When the temperature drops, it's especially important to stay attuned to possible signs and symptoms
You’ve probably heard that shoveling snow can up your risk of a heart attack. But falling temperatures can increase the odds of a heart attack even if you're not clearing a snow-covered driveway or digging out your car.
So what's the truth about winter heart risks? Here’s what you need to know—and how to recognize the signs of a heart attack any time of year.
The Dangers of a 'Cold' Heart
Cold weather can increase blood pressure and raise cholesterol levels—two key risk factors for heart attack. It can also make blood more likely to form heart-threatening clots.
According to a study published in JAMA Cardiology in 2018, which analyzed information on about 274,000 people living in Sweden, the risk of having a heart attack was greatest on days when the temperature was below freezing. Another study, published in PLOS One in 2015, found up to a 31 percent increase in heart attacks in the coldest months of the year compared with the warmest.
Winter weather, studies suggest, may be especially risky for your heart if you’ve already had a heart attack, have heart disease, or are older than 65.
A number of silent, seasonal cardiovascular changes may explain the uptick in heart attacks. (The risk for stroke can also increase in winter.)
As temperatures drop, your blood vessels tighten and blood flow speeds up to help you stay warm. That’s why your blood pressure is often higher in colder seasons. Cholesterol levels appear to rise in midwinter, too.
Signs of a Heart Attack
Despite the sudden chest pain and collapse usually depicted in movies and TV medical dramas, heart attack can present in a variety of ways, not all of them involving chest pain.
If you’re male, the classic chest pain is indeed the No. 1 symptom of a heart attack (though not the only one). The pain usually lasts for more than a few minutes, or recurs. It’s commonly described as feeling like an elephant is standing on your chest, but it can also feel like discomfort or pressure.
Other symptoms include nausea and vomiting; upper-body pain in the arms, back, shoulders, neck, jaw, or abdomen; shortness of breath; and a feeling of fullness in the center of the chest.
If you’re female, however, a heart attack can present a little differently, says Karol Watson, MD, PhD, co-director of the UCLA Program in Preventive Cardiology.
“Chest pressure is usually somewhere in the mix,” Watson says, “but it may not be the most prominent symptom.”
Women may come into the doctor’s office with symptoms that don’t evoke a “classic” heart attack: overwhelming fatigue; shortness of breath; nausea; dizziness; sweating; flu-like symptoms; and abdominal, jaw, or back pain.
For everyone, the symptoms can be subtle. The risk of having a heart attack but not noticing any symptoms—a phenomenon known as silent heart attack—may be much greater than scientists had previously believed.

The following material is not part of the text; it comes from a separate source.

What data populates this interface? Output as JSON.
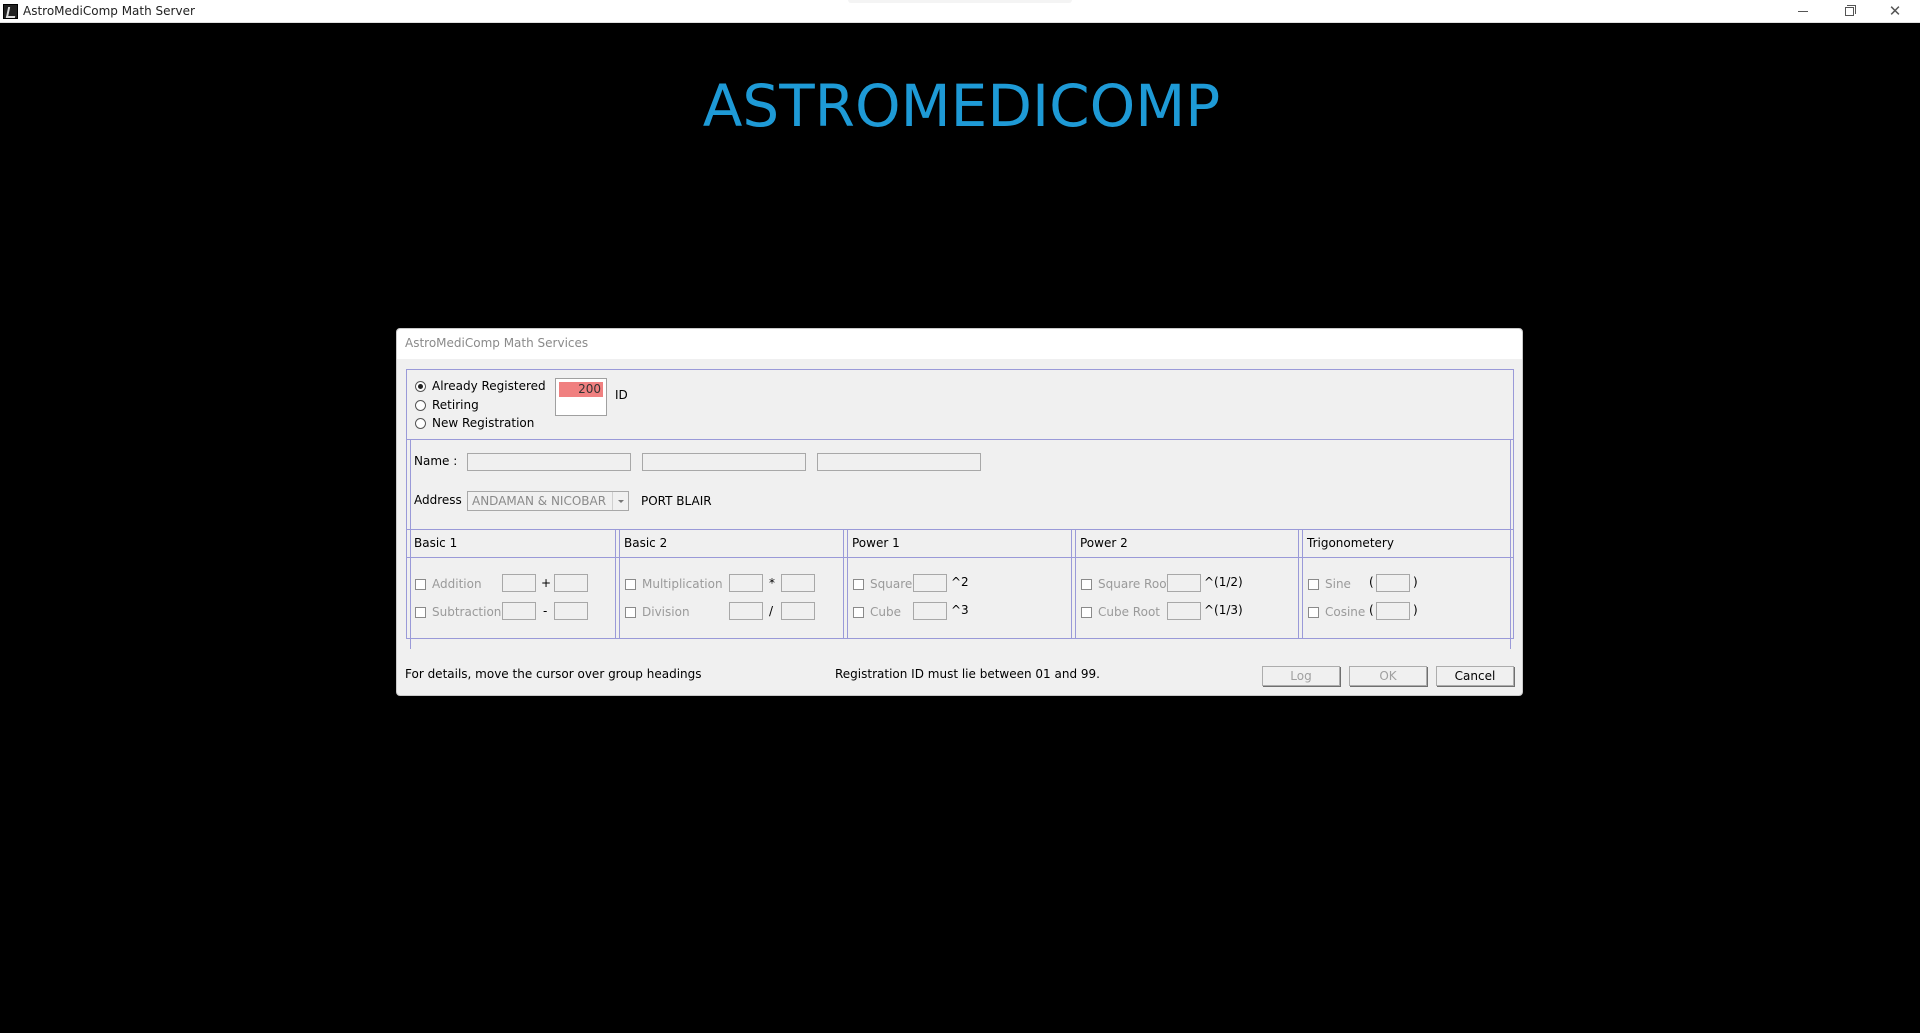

A 2016 study published in the journal Circulation showed that as many as 45 percent of heart attacks are silent. And that risk may be especially acute in people who have a higher tolerance for pain, according to a 2016 study in the Journal of the American Heart Association. That’s why it’s important to stay attuned to any possible signs, even if they’re atypical.
“If you’re going through your usual and regular day, and what’s normal for you suddenly becomes really difficult, you’ve got to think of your heart,” says Suzanne Steinbaum, DO, national spokeswoman for the American Heart Association’s Go Red for Women campaign.
If you suspect you’re having a heart attack, call 911 immediately. Then chew and swallow one 325-mg uncoated aspirin (or four 81-mg baby aspirins) to help prevent clots from forming in your coronary arteries. Don’t even think about driving to the hospital yourself or having someone take you.